      JOHN O.
      12 February 2020 @ 01:11
      To be clear - the manufacturing jobs started moving out in the 1980's. Several factories in the area in which I grew up slowly died and were put to rest in the early 2000's. The US "Rust Belt" was so named after steel and heavy manufacturing dried up in the 80's and 90's. And much of it was technology not just the exporting of jobs. The last administration took over a train wreck just as it was about to hit a wall. If one cares about American jobs, stop shopping in Walmart and don't buy anything that says "Made in China". BTW, I think you mean immigration, with an "i". Emigration is what I am going to do if things continue to deteriorate. I hear Little Cayman still has a few lots for sale and the diving is great.
  • LP
    Lynn P.
    10 February 2020 @ 20:06
    His comment that spending decisions of government are "so permanent" struck me as perhaps the most useful and thought-provoking idea in the video. I doubt that it's a new idea, but its absence locks in (pre-spends) all the growth that may lie ahead. I'm not optimistic that such a sensible change will take place.
  • SW
    Scott W.
    10 February 2020 @ 17:32
    Some interesting points from a public/private systems guy, looking at stock flows and the "social contract", he of the belief that a central government solves things. Of course there are other views on how to "solve things", like drastically and fundamentally reducing the reach and scope of the federal government so that democratic wealth transfer becomes at the very least, a states issue. I suppose the unfolding is a function of how bad things get, but a dissolution of the US in some form or fashion is at least a possibility.
  • SJ
    Stefan J.
    10 February 2020 @ 16:57
    In half an hour of discussion about unfunded expenditures of trillions of dollars, the word "tax" is used 13 times and the word "interest" 4 times. The word "rate" in not mentioned once with regard to either. So much for expertise.
  • WG
    Wade G.
    10 February 2020 @ 16:25
    Worthwhile discussion, especially his observations related to "fiscal democracy" towards the end. Thanks.
  • JO
    Jonathan O.
    10 February 2020 @ 16:17
    If the growth of future social security is just adjustment for inflation cutting it by half would literally just be bailing out the boomers more then we have at the cost of another group which we've had far to much of already.
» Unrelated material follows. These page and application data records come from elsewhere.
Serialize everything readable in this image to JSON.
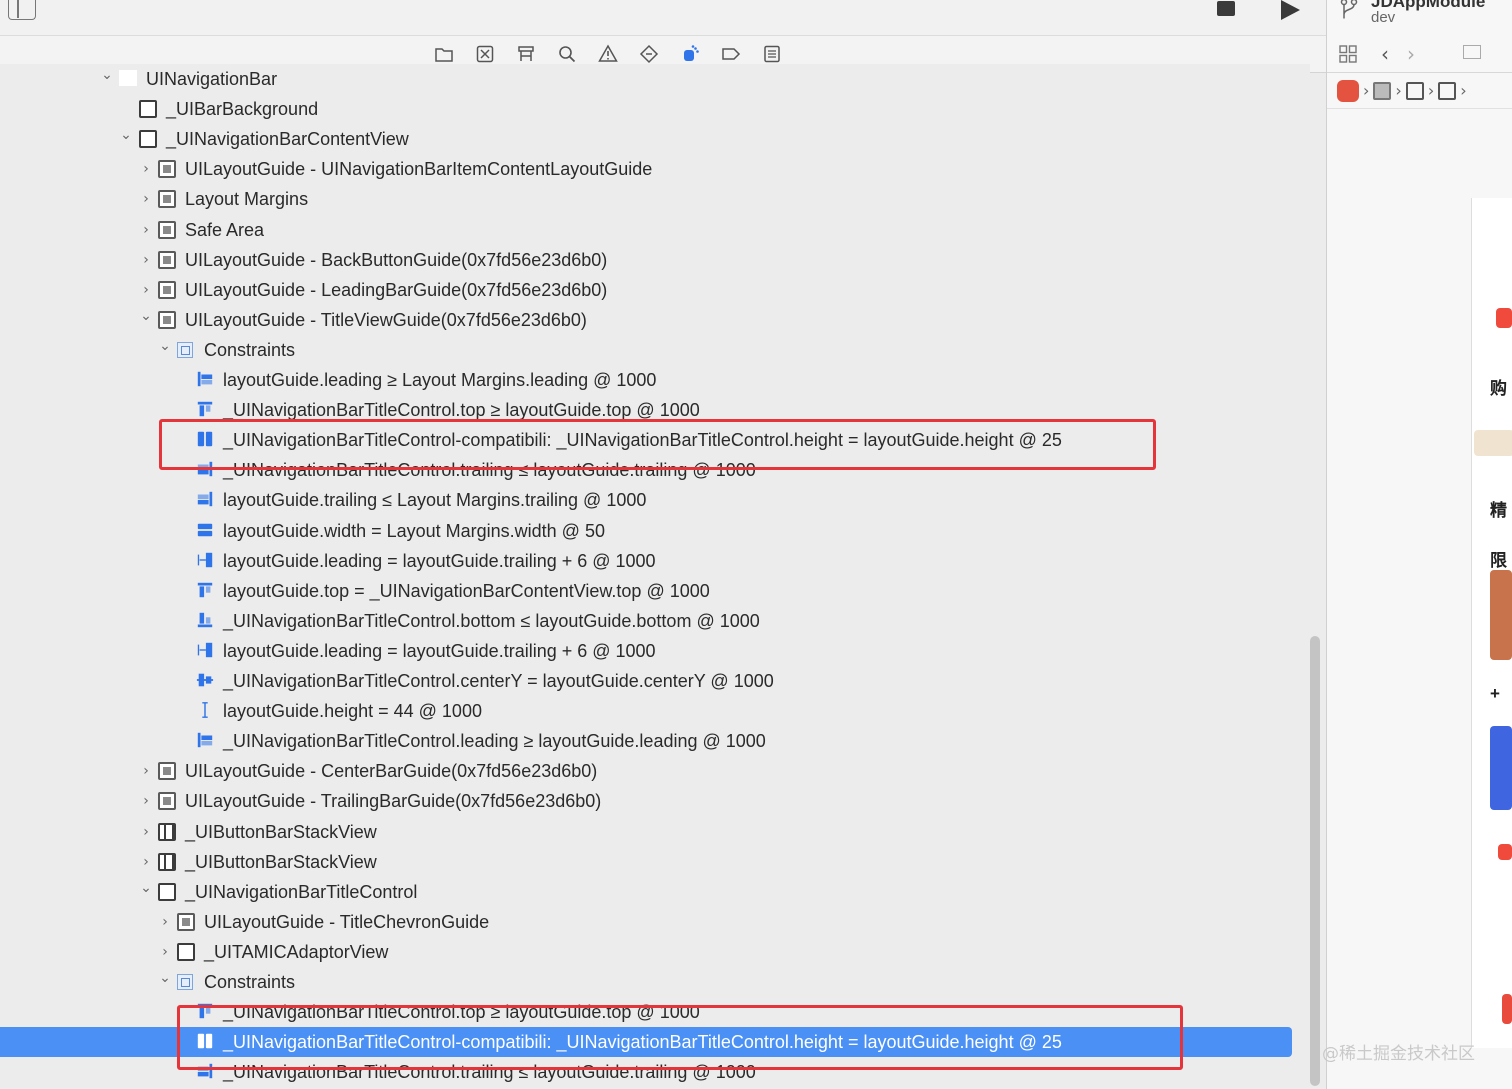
{
  "toolbar": {
    "scheme": "JDAppModule",
    "branch": "dev"
  },
  "navigator": {
    "icons": [
      "folder-icon",
      "source-control-icon",
      "symbol-icon",
      "find-icon",
      "issue-icon",
      "test-icon",
      "debug-icon",
      "breakpoint-icon",
      "report-icon"
    ],
    "active_icon": "debug-icon"
  },
  "tree": {
    "rows": [
      {
        "label": "UINavigationBar",
        "depth": 0,
        "chevron": "down",
        "icon": "blank"
      },
      {
        "label": "_UIBarBackground",
        "depth": 1,
        "chevron": "none",
        "icon": "view"
      },
      {
        "label": "_UINavigationBarContentView",
        "depth": 1,
        "chevron": "down",
        "icon": "view"
      },
      {
        "label": "UILayoutGuide - UINavigationBarItemContentLayoutGuide",
        "depth": 2,
        "chevron": "right",
        "icon": "guide"
      },
      {
        "label": "Layout Margins",
        "depth": 2,
        "chevron": "right",
        "icon": "guide"
      },
      {
        "label": "Safe Area",
        "depth": 2,
        "chevron": "right",
        "icon": "guide"
      },
      {
        "label": "UILayoutGuide - BackButtonGuide(0x7fd56e23d6b0)",
        "depth": 2,
        "chevron": "right",
        "icon": "guide"
      },
      {
        "label": "UILayoutGuide - LeadingBarGuide(0x7fd56e23d6b0)",
        "depth": 2,
        "chevron": "right",
        "icon": "guide"
      },
      {
        "label": "UILayoutGuide - TitleViewGuide(0x7fd56e23d6b0)",
        "depth": 2,
        "chevron": "down",
        "icon": "guide"
      },
      {
        "label": "Constraints",
        "depth": 3,
        "chevron": "down",
        "icon": "constraints"
      },
      {
        "label": "layoutGuide.leading ≥ Layout Margins.leading @ 1000",
        "depth": 4,
        "chevron": "none",
        "icon": "c-leading"
      },
      {
        "label": "_UINavigationBarTitleControl.top ≥ layoutGuide.top @ 1000",
        "depth": 4,
        "chevron": "none",
        "icon": "c-top"
      },
      {
        "label": "_UINavigationBarTitleControl-compatibili: _UINavigationBarTitleControl.height = layoutGuide.height @ 25",
        "depth": 4,
        "chevron": "none",
        "icon": "c-height"
      },
      {
        "label": "_UINavigationBarTitleControl.trailing ≤ layoutGuide.trailing @ 1000",
        "depth": 4,
        "chevron": "none",
        "icon": "c-trailing"
      },
      {
        "label": "layoutGuide.trailing ≤ Layout Margins.trailing @ 1000",
        "depth": 4,
        "chevron": "none",
        "icon": "c-trailing"
      },
      {
        "label": "layoutGuide.width = Layout Margins.width @ 50",
        "depth": 4,
        "chevron": "none",
        "icon": "c-width"
      },
      {
        "label": "layoutGuide.leading = layoutGuide.trailing + 6 @ 1000",
        "depth": 4,
        "chevron": "none",
        "icon": "c-space"
      },
      {
        "label": "layoutGuide.top = _UINavigationBarContentView.top @ 1000",
        "depth": 4,
        "chevron": "none",
        "icon": "c-top"
      },
      {
        "label": "_UINavigationBarTitleControl.bottom ≤ layoutGuide.bottom @ 1000",
        "depth": 4,
        "chevron": "none",
        "icon": "c-bottom"
      },
      {
        "label": "layoutGuide.leading = layoutGuide.trailing + 6 @ 1000",
        "depth": 4,
        "chevron": "none",
        "icon": "c-space"
      },
      {
        "label": "_UINavigationBarTitleControl.centerY = layoutGuide.centerY @ 1000",
        "depth": 4,
        "chevron": "none",
        "icon": "c-center"
      },
      {
        "label": "layoutGuide.height = 44 @ 1000",
        "depth": 4,
        "chevron": "none",
        "icon": "c-ibeam"
      },
      {
        "label": "_UINavigationBarTitleControl.leading ≥ layoutGuide.leading @ 1000",
        "depth": 4,
        "chevron": "none",
        "icon": "c-leading"
      },
      {
        "label": "UILayoutGuide - CenterBarGuide(0x7fd56e23d6b0)",
        "depth": 2,
        "chevron": "right",
        "icon": "guide"
      },
      {
        "label": "UILayoutGuide - TrailingBarGuide(0x7fd56e23d6b0)",
        "depth": 2,
        "chevron": "right",
        "icon": "guide"
      },
      {
        "label": "_UIButtonBarStackView",
        "depth": 2,
        "chevron": "right",
        "icon": "stack"
      },
      {
        "label": "_UIButtonBarStackView",
        "depth": 2,
        "chevron": "right",
        "icon": "stack"
      },
      {
        "label": "_UINavigationBarTitleControl",
        "depth": 2,
        "chevron": "down",
        "icon": "view"
      },
      {
        "label": "UILayoutGuide - TitleChevronGuide",
        "depth": 3,
        "chevron": "right",
        "icon": "guide"
      },
      {
        "label": "_UITAMICAdaptorView",
        "depth": 3,
        "chevron": "right",
        "icon": "view"
      },
      {
        "label": "Constraints",
        "depth": 3,
        "chevron": "down",
        "icon": "constraints"
      },
      {
        "label": "_UINavigationBarTitleControl.top ≥ layoutGuide.top @ 1000",
        "depth": 4,
        "chevron": "none",
        "icon": "c-top"
      },
      {
        "label": "_UINavigationBarTitleControl-compatibili: _UINavigationBarTitleControl.height = layoutGuide.height @ 25",
        "depth": 4,
        "chevron": "none",
        "icon": "c-height",
        "selected": true
      },
      {
        "label": "_UINavigationBarTitleControl.trailing ≤ layoutGuide.trailing @ 1000",
        "depth": 4,
        "chevron": "none",
        "icon": "c-trailing"
      }
    ]
  },
  "preview": {
    "chars": [
      "购",
      "精",
      "限",
      "+"
    ]
  },
  "watermark": "@稀土掘金技术社区",
  "colors": {
    "accent": "#4a90f5",
    "highlight": "#e6353a",
    "constraint_icon": "#2f74e8"
  }
}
Generally speaking 40 years from now even in a low inflation time would be at least double in today's nominal terms. If we cutting social security it should affect everyone across the board not just the groups currently paying in unless your also cutting the tax revenue being collected as well.
  • EO
    Elena O.
    10 February 2020 @ 12:24
    So seems US gov mostly spends on servicing liabilities.. That's not how growth can be sustained.
  • BF
    Bret F.
    10 February 2020 @ 11:08
    Sorta on this topic. Here in Indianapolis homelessness has gone up 2xs maybe 3xs. I actually talked to people collecting their Social Security and living in a tent . (because the cost of regular economy is to big) Drug addiction, people just scraping by. BUTT the generosity of people to give is outstanding. More than ever Food banks,clothes . Its winter now Shelters are full till spring) etc. But if recession or worse comes. That could all shut off. Crime is already at all time highs. What if the free economy goes away